> **WORK TO COMPLETE**:
Restate, in full and unchanged, the entries that follow, but not their pictures.

(Beginning of AVAILABLE RECORDS)

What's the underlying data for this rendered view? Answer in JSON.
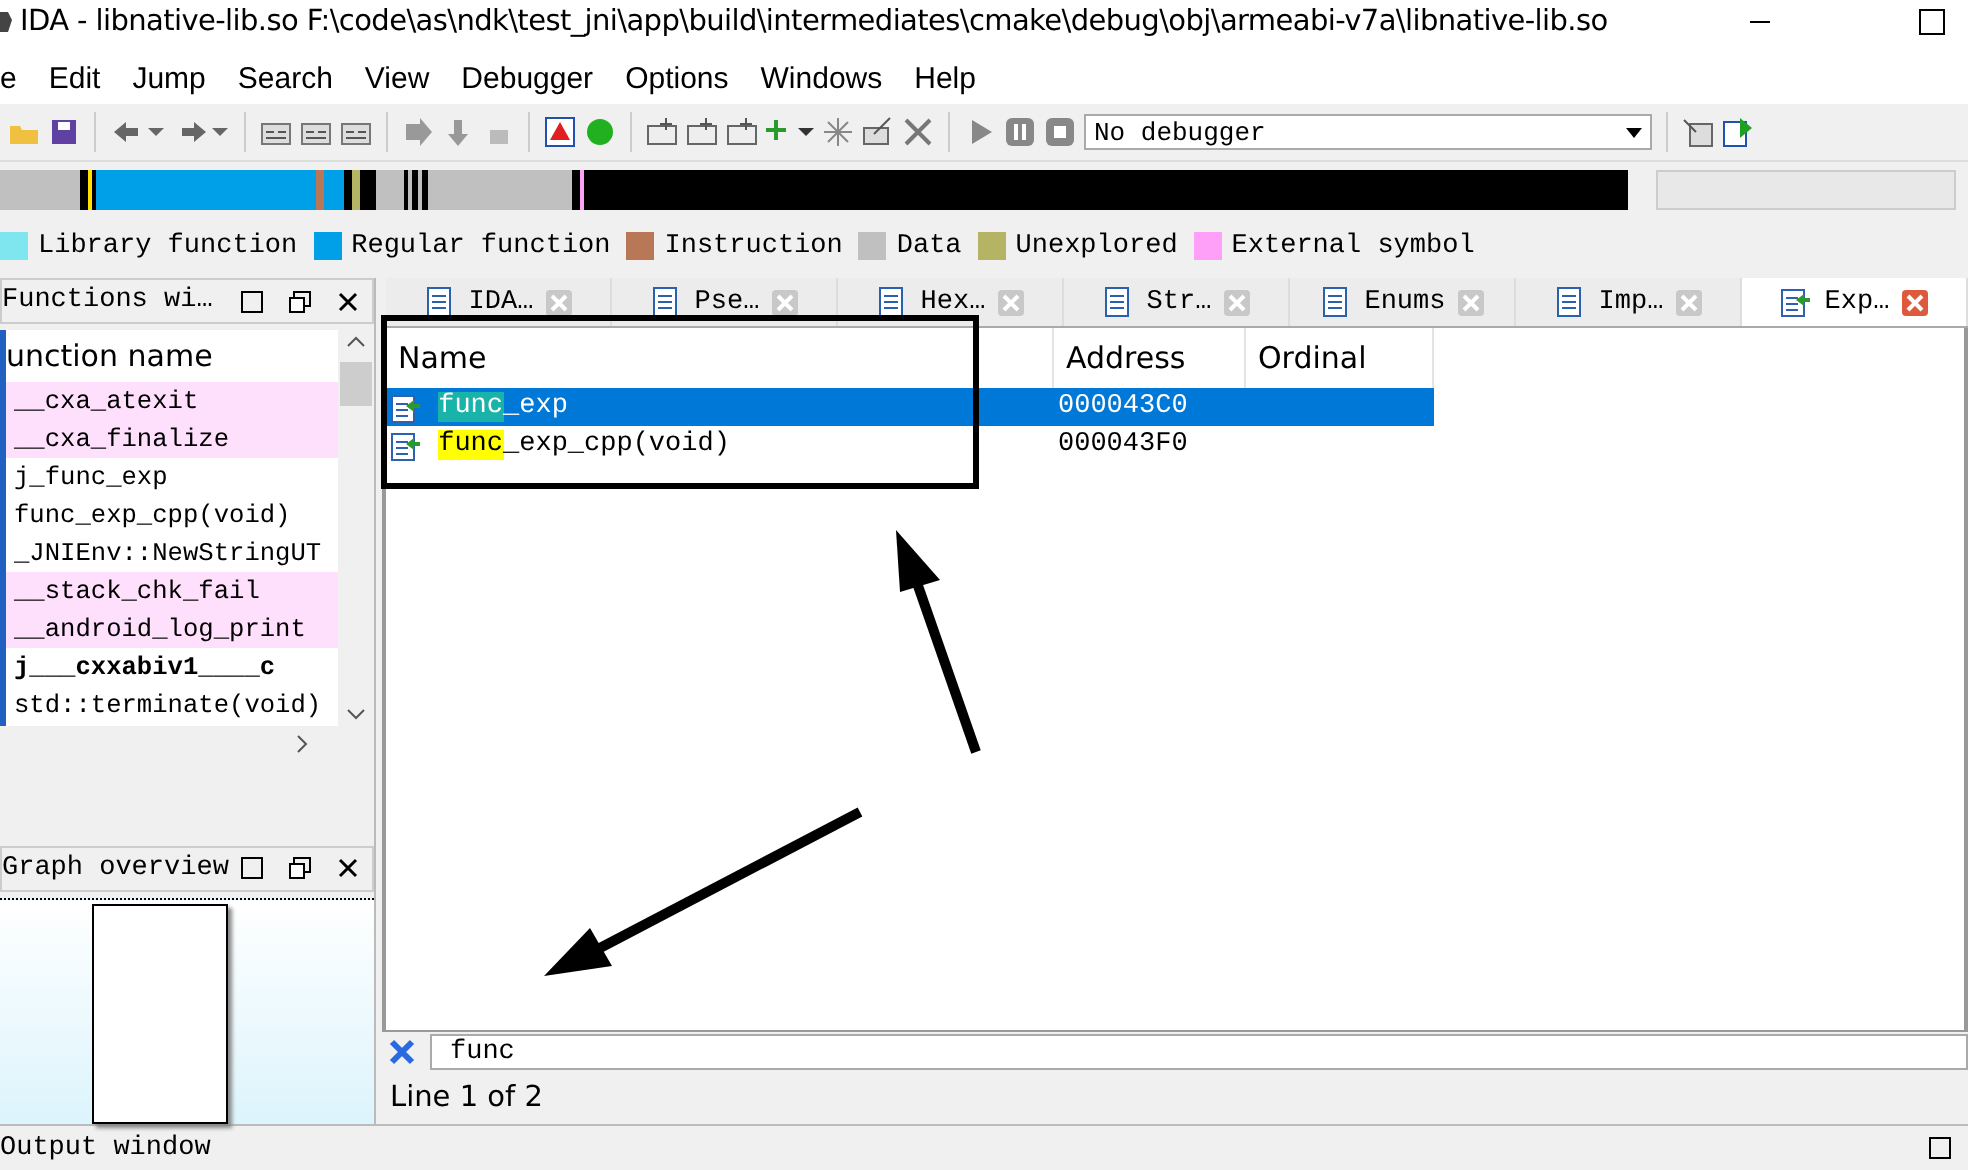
{
  "window": {
    "title": "IDA - libnative-lib.so F:\\code\\as\\ndk\\test_jni\\app\\build\\intermediates\\cmake\\debug\\obj\\armeabi-v7a\\libnative-lib.so"
  },
  "menu": [
    "e",
    "Edit",
    "Jump",
    "Search",
    "View",
    "Debugger",
    "Options",
    "Windows",
    "Help"
  ],
  "toolbar": {
    "debugger": "No debugger"
  },
  "legend": [
    {
      "label": "Library function",
      "color": "#7fe6f0"
    },
    {
      "label": "Regular function",
      "color": "#00a0e8"
    },
    {
      "label": "Instruction",
      "color": "#b87858"
    },
    {
      "label": "Data",
      "color": "#c0c0c0"
    },
    {
      "label": "Unexplored",
      "color": "#b4b464"
    },
    {
      "label": "External symbol",
      "color": "#ffa0f8"
    }
  ],
  "functions_panel": {
    "title": "Functions wi…",
    "column": "unction name",
    "rows": [
      {
        "name": "__cxa_atexit",
        "kind": "external",
        "bold": false
      },
      {
        "name": "__cxa_finalize",
        "kind": "external",
        "bold": false
      },
      {
        "name": "j_func_exp",
        "kind": "regular",
        "bold": false
      },
      {
        "name": "func_exp_cpp(void)",
        "kind": "regular",
        "bold": false
      },
      {
        "name": "_JNIEnv::NewStringUT",
        "kind": "regular",
        "bold": false
      },
      {
        "name": "__stack_chk_fail",
        "kind": "external",
        "bold": false
      },
      {
        "name": "__android_log_print",
        "kind": "external",
        "bold": false
      },
      {
        "name": "j___cxxabiv1____c",
        "kind": "regular",
        "bold": true
      },
      {
        "name": "std::terminate(void)",
        "kind": "regular",
        "bold": false
      }
    ]
  },
  "graph_panel": {
    "title": "Graph overview"
  },
  "tabs": [
    {
      "label": "IDA…",
      "selected": false
    },
    {
      "label": "Pse…",
      "selected": false
    },
    {
      "label": "Hex…",
      "selected": false
    },
    {
      "label": "Str…",
      "selected": false
    },
    {
      "label": "Enums",
      "selected": false
    },
    {
      "label": "Imp…",
      "selected": false
    },
    {
      "label": "Exp…",
      "selected": true
    }
  ],
  "exports": {
    "columns": [
      "Name",
      "Address",
      "Ordinal"
    ],
    "rows": [
      {
        "name_match": "func",
        "name_rest": "_exp",
        "address": "000043C0",
        "selected": true
      },
      {
        "name_match": "func",
        "name_rest": "_exp_cpp(void)",
        "address": "000043F0",
        "selected": false
      }
    ]
  },
  "search": {
    "value": "func"
  },
  "status": "Line 1 of 2",
  "output_panel": {
    "title": "Output window"
  }
}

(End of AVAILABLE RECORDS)

> **SOLUTION FOR THIS TASK**:
What's the underlying data for this rendered view? Answer in JSON.
{
  "window": {
    "title": "IDA - libnative-lib.so F:\\code\\as\\ndk\\test_jni\\app\\build\\intermediates\\cmake\\debug\\obj\\armeabi-v7a\\libnative-lib.so"
  },
  "menu": [
    "e",
    "Edit",
    "Jump",
    "Search",
    "View",
    "Debugger",
    "Options",
    "Windows",
    "Help"
  ],
  "toolbar": {
    "debugger": "No debugger"
  },
  "legend": [
    {
      "label": "Library function",
      "color": "#7fe6f0"
    },
    {
      "label": "Regular function",
      "color": "#00a0e8"
    },
    {
      "label": "Instruction",
      "color": "#b87858"
    },
    {
      "label": "Data",
      "color": "#c0c0c0"
    },
    {
      "label": "Unexplored",
      "color": "#b4b464"
    },
    {
      "label": "External symbol",
      "color": "#ffa0f8"
    }
  ],
  "functions_panel": {
    "title": "Functions wi…",
    "column": "unction name",
    "rows": [
      {
        "name": "__cxa_atexit",
        "kind": "external",
        "bold": false
      },
      {
        "name": "__cxa_finalize",
        "kind": "external",
        "bold": false
      },
      {
        "name": "j_func_exp",
        "kind": "regular",
        "bold": false
      },
      {
        "name": "func_exp_cpp(void)",
        "kind": "regular",
        "bold": false
      },
      {
        "name": "_JNIEnv::NewStringUT",
        "kind": "regular",
        "bold": false
      },
      {
        "name": "__stack_chk_fail",
        "kind": "external",
        "bold": false
      },
      {
        "name": "__android_log_print",
        "kind": "external",
        "bold": false
      },
      {
        "name": "j___cxxabiv1____c",
        "kind": "regular",
        "bold": true
      },
      {
        "name": "std::terminate(void)",
        "kind": "regular",
        "bold": false
      }
    ]
  },
  "graph_panel": {
    "title": "Graph overview"
  },
  "tabs": [
    {
      "label": "IDA…",
      "selected": false
    },
    {
      "label": "Pse…",
      "selected": false
    },
    {
      "label": "Hex…",
      "selected": false
    },
    {
      "label": "Str…",
      "selected": false
    },
    {
      "label": "Enums",
      "selected": false
    },
    {
      "label": "Imp…",
      "selected": false
    },
    {
      "label": "Exp…",
      "selected": true
    }
  ],
  "exports": {
    "columns": [
      "Name",
      "Address",
      "Ordinal"
    ],
    "rows": [
      {
        "name_match": "func",
        "name_rest": "_exp",
        "address": "000043C0",
        "selected": true
      },
      {
        "name_match": "func",
        "name_rest": "_exp_cpp(void)",
        "address": "000043F0",
        "selected": false
      }
    ]
  },
  "search": {
    "value": "func"
  },
  "status": "Line 1 of 2",
  "output_panel": {
    "title": "Output window"
  }
}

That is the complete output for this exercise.